▸ **EXERCISE**:
Each line of the material must be reproduced exactly; pictures stay out.

▸ **SOURCE DATA**:
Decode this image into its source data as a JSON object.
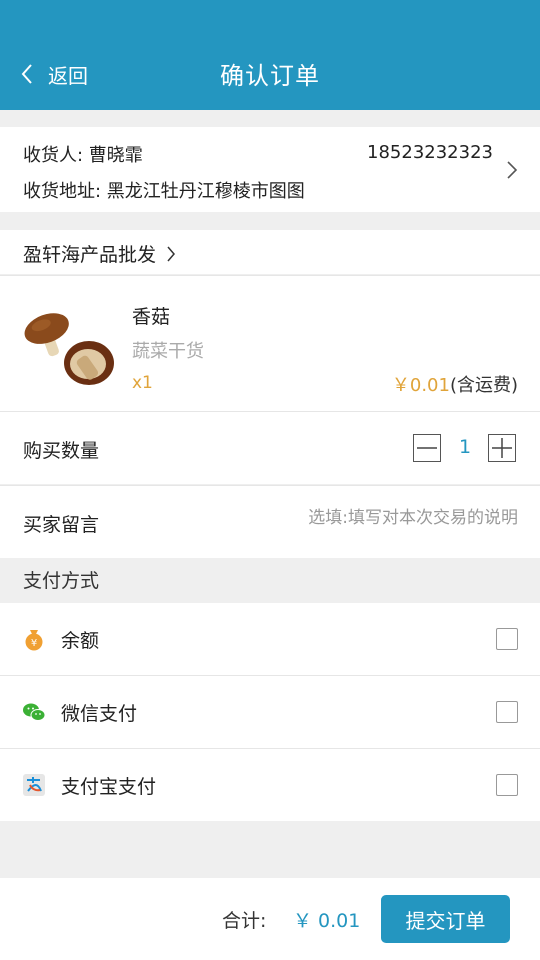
{
  "header": {
    "back_label": "返回",
    "title": "确认订单"
  },
  "address": {
    "recipient_label": "收货人: ",
    "recipient_name": "曹晓霏",
    "phone": "18523232323",
    "address_label": "收货地址: ",
    "address_value": "黑龙江牡丹江穆棱市图图"
  },
  "shop": {
    "name": "盈轩海产品批发"
  },
  "product": {
    "name": "香菇",
    "category": "蔬菜干货",
    "qty": "x1",
    "price": "￥0.01",
    "price_note": "(含运费)"
  },
  "quantity": {
    "label": "购买数量",
    "value": "1"
  },
  "message": {
    "label": "买家留言",
    "placeholder": "选填:填写对本次交易的说明"
  },
  "payment": {
    "title": "支付方式",
    "options": [
      {
        "label": "余额",
        "icon": "money-bag-icon",
        "checked": false
      },
      {
        "label": "微信支付",
        "icon": "wechat-icon",
        "checked": false
      },
      {
        "label": "支付宝支付",
        "icon": "alipay-icon",
        "checked": false
      }
    ]
  },
  "footer": {
    "total_label": "合计:",
    "total_value": "￥ 0.01",
    "submit_label": "提交订单"
  },
  "colors": {
    "primary": "#2496c0",
    "price": "#e0a43a",
    "background": "#efefef"
  }
}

▸ **YOUR RESPONSE**:
Decode this image into its source data as a JSON object.
{
  "header": {
    "back_label": "返回",
    "title": "确认订单"
  },
  "address": {
    "recipient_label": "收货人: ",
    "recipient_name": "曹晓霏",
    "phone": "18523232323",
    "address_label": "收货地址: ",
    "address_value": "黑龙江牡丹江穆棱市图图"
  },
  "shop": {
    "name": "盈轩海产品批发"
  },
  "product": {
    "name": "香菇",
    "category": "蔬菜干货",
    "qty": "x1",
    "price": "￥0.01",
    "price_note": "(含运费)"
  },
  "quantity": {
    "label": "购买数量",
    "value": "1"
  },
  "message": {
    "label": "买家留言",
    "placeholder": "选填:填写对本次交易的说明"
  },
  "payment": {
    "title": "支付方式",
    "options": [
      {
        "label": "余额",
        "icon": "money-bag-icon",
        "checked": false
      },
      {
        "label": "微信支付",
        "icon": "wechat-icon",
        "checked": false
      },
      {
        "label": "支付宝支付",
        "icon": "alipay-icon",
        "checked": false
      }
    ]
  },
  "footer": {
    "total_label": "合计:",
    "total_value": "￥ 0.01",
    "submit_label": "提交订单"
  },
  "colors": {
    "primary": "#2496c0",
    "price": "#e0a43a",
    "background": "#efefef"
  }
}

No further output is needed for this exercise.